Which Sessions Should I Attend?

Ahhh..Monday morning at SolidWorks World.  You're looking over the agenda and trying to decide which technical session to attend.  But wait…there are twenty of them to choose from between 10:30am and 12:00pm.

2-0. TWENTY.

And that's just the morning sessions.  Count up the rest of the day and there are eighty total sessions on Monday, and more than 200 for the entire conference.  Given that there are only four "blocks" of sessions Monday and Tuesday, and just three on Wednesday, you'll only be able to attend 11 technical sessions during the conference.  So how do you choose?

(Image/model courtesy of Marco Markovic via 3DCC)

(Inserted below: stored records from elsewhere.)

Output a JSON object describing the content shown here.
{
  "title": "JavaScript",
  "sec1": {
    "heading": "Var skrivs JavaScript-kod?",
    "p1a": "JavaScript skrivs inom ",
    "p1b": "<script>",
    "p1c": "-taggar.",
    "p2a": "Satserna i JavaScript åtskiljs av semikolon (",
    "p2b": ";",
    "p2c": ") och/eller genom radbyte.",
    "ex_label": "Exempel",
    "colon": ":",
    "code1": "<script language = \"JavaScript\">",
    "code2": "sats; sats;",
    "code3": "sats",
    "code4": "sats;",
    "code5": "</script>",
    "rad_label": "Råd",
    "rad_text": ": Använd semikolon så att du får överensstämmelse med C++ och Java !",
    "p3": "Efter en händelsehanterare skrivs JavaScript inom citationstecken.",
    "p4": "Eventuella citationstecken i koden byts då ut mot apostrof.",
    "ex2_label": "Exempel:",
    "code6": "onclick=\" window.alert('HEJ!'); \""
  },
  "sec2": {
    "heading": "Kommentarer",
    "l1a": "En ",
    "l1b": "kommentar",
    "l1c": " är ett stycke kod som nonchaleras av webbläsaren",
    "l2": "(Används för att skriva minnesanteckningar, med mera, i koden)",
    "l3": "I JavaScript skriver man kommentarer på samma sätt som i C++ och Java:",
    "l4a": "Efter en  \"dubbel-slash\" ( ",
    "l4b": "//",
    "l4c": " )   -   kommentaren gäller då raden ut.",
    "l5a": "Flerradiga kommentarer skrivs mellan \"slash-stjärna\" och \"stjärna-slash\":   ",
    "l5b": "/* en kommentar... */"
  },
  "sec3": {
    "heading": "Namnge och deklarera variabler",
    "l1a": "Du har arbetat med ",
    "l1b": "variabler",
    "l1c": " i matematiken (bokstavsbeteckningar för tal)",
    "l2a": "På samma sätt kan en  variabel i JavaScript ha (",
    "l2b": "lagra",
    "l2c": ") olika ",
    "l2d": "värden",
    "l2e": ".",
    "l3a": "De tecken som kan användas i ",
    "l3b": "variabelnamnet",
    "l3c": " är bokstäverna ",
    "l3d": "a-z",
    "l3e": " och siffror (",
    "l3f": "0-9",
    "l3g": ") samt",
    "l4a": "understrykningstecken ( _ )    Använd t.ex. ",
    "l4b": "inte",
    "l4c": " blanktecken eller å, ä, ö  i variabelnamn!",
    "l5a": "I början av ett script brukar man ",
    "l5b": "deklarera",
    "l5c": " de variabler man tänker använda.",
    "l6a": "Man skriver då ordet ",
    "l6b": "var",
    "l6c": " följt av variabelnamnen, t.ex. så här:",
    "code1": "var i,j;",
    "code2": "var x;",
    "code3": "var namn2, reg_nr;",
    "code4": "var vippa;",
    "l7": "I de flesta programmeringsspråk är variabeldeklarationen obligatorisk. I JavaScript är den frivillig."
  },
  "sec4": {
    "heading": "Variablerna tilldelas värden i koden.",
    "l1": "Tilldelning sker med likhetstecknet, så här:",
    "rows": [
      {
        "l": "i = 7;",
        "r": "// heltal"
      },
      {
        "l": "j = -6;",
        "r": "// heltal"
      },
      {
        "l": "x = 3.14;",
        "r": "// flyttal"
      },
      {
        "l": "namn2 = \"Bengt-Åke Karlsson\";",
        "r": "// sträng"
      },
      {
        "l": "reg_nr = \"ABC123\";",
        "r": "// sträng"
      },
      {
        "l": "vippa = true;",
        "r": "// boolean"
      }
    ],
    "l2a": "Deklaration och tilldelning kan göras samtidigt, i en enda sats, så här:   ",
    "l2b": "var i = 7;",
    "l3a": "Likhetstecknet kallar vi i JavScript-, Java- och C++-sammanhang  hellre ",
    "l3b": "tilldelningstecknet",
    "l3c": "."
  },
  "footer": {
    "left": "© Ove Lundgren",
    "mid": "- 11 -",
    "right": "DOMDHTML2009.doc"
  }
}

Probably not.  I suspect a lot of attendees will follow a certain "track" (Modeling Essentials, Data Management, etc.), some will choose sessions to see a particular presenter, and still others might choose to attend sessions covering functionality that they have not been exposed to, but would like to learn more about.  I'm also sure that (unlike myself) these folks have already researched the session list and used the "session preference" tool at the SolidWorks World website to preselect their agendas.

Over the past couple of years, I haven't had the chance to see many of the technical sessions at SolidWorks World.  I'm going to make an attempt to change that this year.  Over the next few posts, I'm going to publicly lay out my thought process as to which sessions to choose.  And…your comments could help in my decision process. 

I'll also keep reminding myself that all of the technical sessions will be available post-conference (some will even be videotaped), and since I visit my fair share of user group meetings, there's a pretty good chance I'll get to see a lot of them eventually.

With less than 16 days until SolidWorks World, I'd better hurry and get my schedule done.

Richard Doyle
My official title is Senior User Advocacy & SolidWorks User Groups - but most people just call me "The User Group Guy". I've been a SolidWorks user since 1997, and was one of the founding members of the SWUGN Committee. Since starting the Central Texas SolidWorks User Group in 1999, my career path has led me to DS SolidWorks and a dream job supporting the SolidWorks User Group Network worldwide.
Richard Doyle
Richard Doyle